A Filipino woman who helped strike a peace deal with Muslim rebels and a Bangladeshi man who offered poor children free English-language education were among the winners Thursday of Asia's equivalent to the Nobel Prize.
Miriam Coronel-Ferrer, 63, was one of four recipients of the Ramon Magsaysay Award—named after a Philippine president killed in a plane crash—for her efforts in "harnessing the power of women" in peace advocacy.
After campaigning against martial law imposed by the late dictator Ferdinand Marcos Sr. in the 1970s, Coronel-Ferrer pursued a career in conflict resolution in the Philippines and abroad.
Among her key achievements was serving as chief government negotiator in talks with the Moro Islamic Liberation Front to end their decades-long insurgency in the southern Philippines, which resulted in a historic peace accord in 2014.
"Conflicts are best resolved not through the annihilation of one party, but by the mutual transformation of all players towards a common vision and shared responsibilities and accountability," Coronel-Ferrer said in a statement.
Fellow award recipient Korvi Rakshand, 38, gave up a potentially lucrative career in business or law after a life-changing encounter with youngsters scavenging in a dump in Bangladesh.
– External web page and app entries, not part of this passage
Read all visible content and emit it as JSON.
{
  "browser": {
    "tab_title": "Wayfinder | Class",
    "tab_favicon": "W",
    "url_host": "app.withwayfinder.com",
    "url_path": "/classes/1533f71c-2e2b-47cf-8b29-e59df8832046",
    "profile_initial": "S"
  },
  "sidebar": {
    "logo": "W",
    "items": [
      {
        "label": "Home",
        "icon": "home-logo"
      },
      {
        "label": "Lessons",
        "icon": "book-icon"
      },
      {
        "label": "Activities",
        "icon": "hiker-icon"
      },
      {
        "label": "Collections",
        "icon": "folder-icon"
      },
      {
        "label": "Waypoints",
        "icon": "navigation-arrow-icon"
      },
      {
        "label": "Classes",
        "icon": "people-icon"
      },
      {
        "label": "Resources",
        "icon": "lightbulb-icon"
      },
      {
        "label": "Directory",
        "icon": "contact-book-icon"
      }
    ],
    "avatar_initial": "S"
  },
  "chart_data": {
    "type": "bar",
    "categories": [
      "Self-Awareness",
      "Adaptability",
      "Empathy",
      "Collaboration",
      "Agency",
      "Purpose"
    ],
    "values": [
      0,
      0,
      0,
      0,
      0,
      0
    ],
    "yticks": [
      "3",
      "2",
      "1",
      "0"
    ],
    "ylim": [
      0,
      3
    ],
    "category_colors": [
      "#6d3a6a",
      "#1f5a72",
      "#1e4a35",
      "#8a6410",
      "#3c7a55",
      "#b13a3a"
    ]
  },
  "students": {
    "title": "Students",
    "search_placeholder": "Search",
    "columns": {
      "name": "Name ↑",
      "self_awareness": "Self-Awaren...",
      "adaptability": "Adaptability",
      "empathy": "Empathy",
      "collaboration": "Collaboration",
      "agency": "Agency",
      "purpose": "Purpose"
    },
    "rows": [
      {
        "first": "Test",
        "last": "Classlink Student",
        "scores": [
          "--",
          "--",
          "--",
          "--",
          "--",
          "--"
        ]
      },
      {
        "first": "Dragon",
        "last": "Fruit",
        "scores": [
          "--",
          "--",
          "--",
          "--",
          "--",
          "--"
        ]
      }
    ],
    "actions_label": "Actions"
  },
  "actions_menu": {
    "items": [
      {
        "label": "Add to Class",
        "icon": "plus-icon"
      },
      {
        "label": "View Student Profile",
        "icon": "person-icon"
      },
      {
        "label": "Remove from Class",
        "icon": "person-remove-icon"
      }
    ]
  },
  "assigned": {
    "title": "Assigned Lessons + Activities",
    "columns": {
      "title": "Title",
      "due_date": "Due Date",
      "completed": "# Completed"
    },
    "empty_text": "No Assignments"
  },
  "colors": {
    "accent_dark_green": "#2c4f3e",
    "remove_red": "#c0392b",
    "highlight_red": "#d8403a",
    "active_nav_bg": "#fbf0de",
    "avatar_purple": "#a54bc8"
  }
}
He convinced six friends to teach English to disadvantaged children so they could get jobs.
That project expanded into English-language primary and secondary education in 11 traditional and online schools.
Another winner was Indian oncologist Ravi Kannan R., 59, who champions equitable access to health services by providing free or subsidized cancer treatments to poor patients in the northeastern state of Assam.
The Ramon Magsaysay Award Foundation commended his "devotion to his profession's highest ideals of public service".
Eugenio Lemos, 51, also received the award for his work in water and natural resource management in Timor-Leste that has helped swathes of the country.